((

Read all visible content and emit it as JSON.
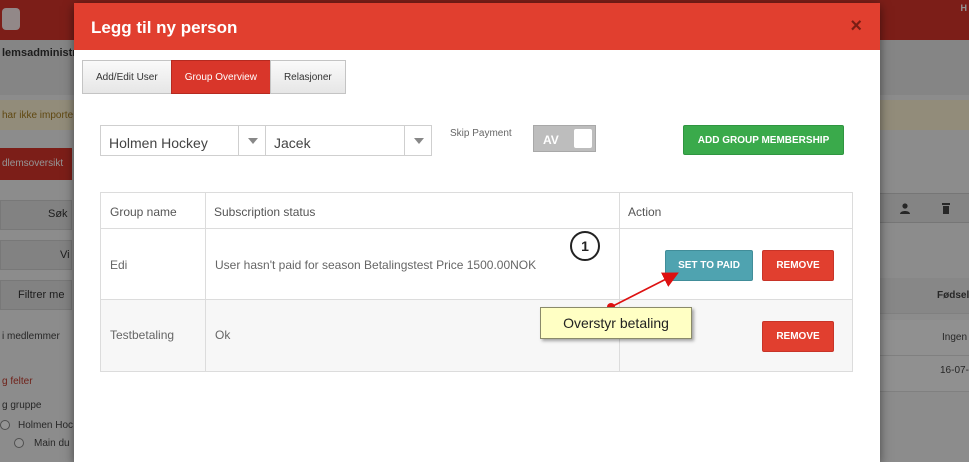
{
  "background": {
    "header_letter": "H",
    "section_title": "lemsadministra",
    "warning_text": "har ikke importe",
    "member_overview_button": "dlemsoversikt",
    "search_button": "Søk",
    "view_button": "Vi",
    "filter_button": "Filtrer me",
    "in_members": "i medlemmer",
    "fields_label": "g felter",
    "group_label": "g gruppe",
    "tree_item_1": "Holmen Hoc",
    "tree_item_2": "Main du",
    "right_header": "Fødsel",
    "right_row_1": "Ingen",
    "right_row_2": "16-07-"
  },
  "modal": {
    "title": "Legg til ny person",
    "close_symbol": "×",
    "tabs": [
      {
        "label": "Add/Edit User"
      },
      {
        "label": "Group Overview"
      },
      {
        "label": "Relasjoner"
      }
    ],
    "club_select": {
      "value": "Holmen Hockey"
    },
    "team_select": {
      "value": "Jacek"
    },
    "skip_payment_label": "Skip Payment",
    "skip_payment_toggle": "AV",
    "add_group_button": "ADD GROUP MEMBERSHIP",
    "table": {
      "headers": [
        "Group name",
        "Subscription status",
        "Action"
      ],
      "rows": [
        {
          "group": "Edi",
          "status": "User hasn't paid for season Betalingstest Price 1500.00NOK",
          "set_paid": "SET TO PAID",
          "remove": "REMOVE"
        },
        {
          "group": "Testbetaling",
          "status": "Ok",
          "remove": "REMOVE"
        }
      ]
    }
  },
  "annotation": {
    "step_number": "1",
    "callout_text": "Overstyr betaling"
  },
  "colors": {
    "brand_red": "#e13f2f",
    "success_green": "#3aaa4b",
    "info_teal": "#4fa3b0",
    "callout_yellow": "#ffffc4"
  }
}
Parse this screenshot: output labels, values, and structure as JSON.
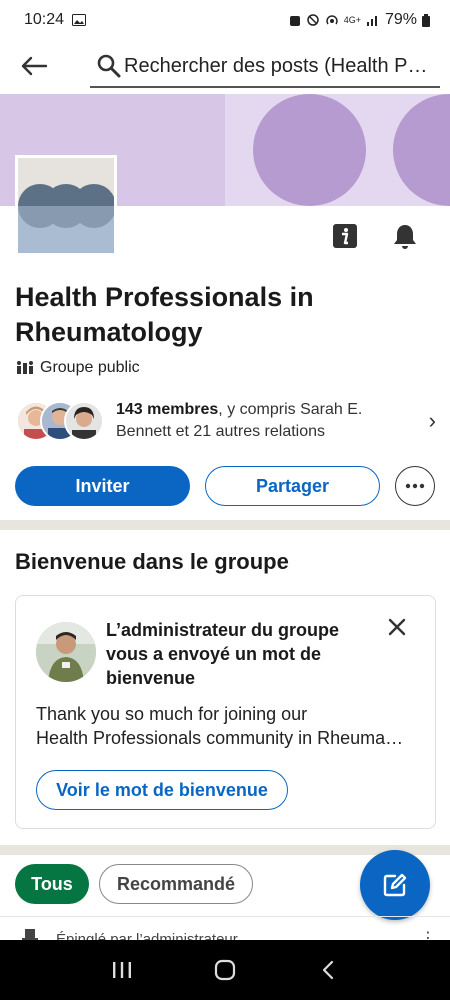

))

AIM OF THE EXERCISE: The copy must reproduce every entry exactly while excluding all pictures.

COMPLETED EXERCISE:
Read all visible content and emit it as JSON.
{
  "background": {
    "header_letter": "H",
    "section_title": "lemsadministra",
    "warning_text": "har ikke importe",
    "member_overview_button": "dlemsoversikt",
    "search_button": "Søk",
    "view_button": "Vi",
    "filter_button": "Filtrer me",
    "in_members": "i medlemmer",
    "fields_label": "g felter",
    "group_label": "g gruppe",
    "tree_item_1": "Holmen Hoc",
    "tree_item_2": "Main du",
    "right_header": "Fødsel",
    "right_row_1": "Ingen",
    "right_row_2": "16-07-"
  },
  "modal": {
    "title": "Legg til ny person",
    "close_symbol": "×",
    "tabs": [
      {
        "label": "Add/Edit User"
      },
      {
        "label": "Group Overview"
      },
      {
        "label": "Relasjoner"
      }
    ],
    "club_select": {
      "value": "Holmen Hockey"
    },
    "team_select": {
      "value": "Jacek"
    },
    "skip_payment_label": "Skip Payment",
    "skip_payment_toggle": "AV",
    "add_group_button": "ADD GROUP MEMBERSHIP",
    "table": {
      "headers": [
        "Group name",
        "Subscription status",
        "Action"
      ],
      "rows": [
        {
          "group": "Edi",
          "status": "User hasn't paid for season Betalingstest Price 1500.00NOK",
          "set_paid": "SET TO PAID",
          "remove": "REMOVE"
        },
        {
          "group": "Testbetaling",
          "status": "Ok",
          "remove": "REMOVE"
        }
      ]
    }
  },
  "annotation": {
    "step_number": "1",
    "callout_text": "Overstyr betaling"
  },
  "colors": {
    "brand_red": "#e13f2f",
    "success_green": "#3aaa4b",
    "info_teal": "#4fa3b0",
    "callout_yellow": "#ffffc4"
  }
}
Parse this screenshot: output labels, values, and structure as JSON.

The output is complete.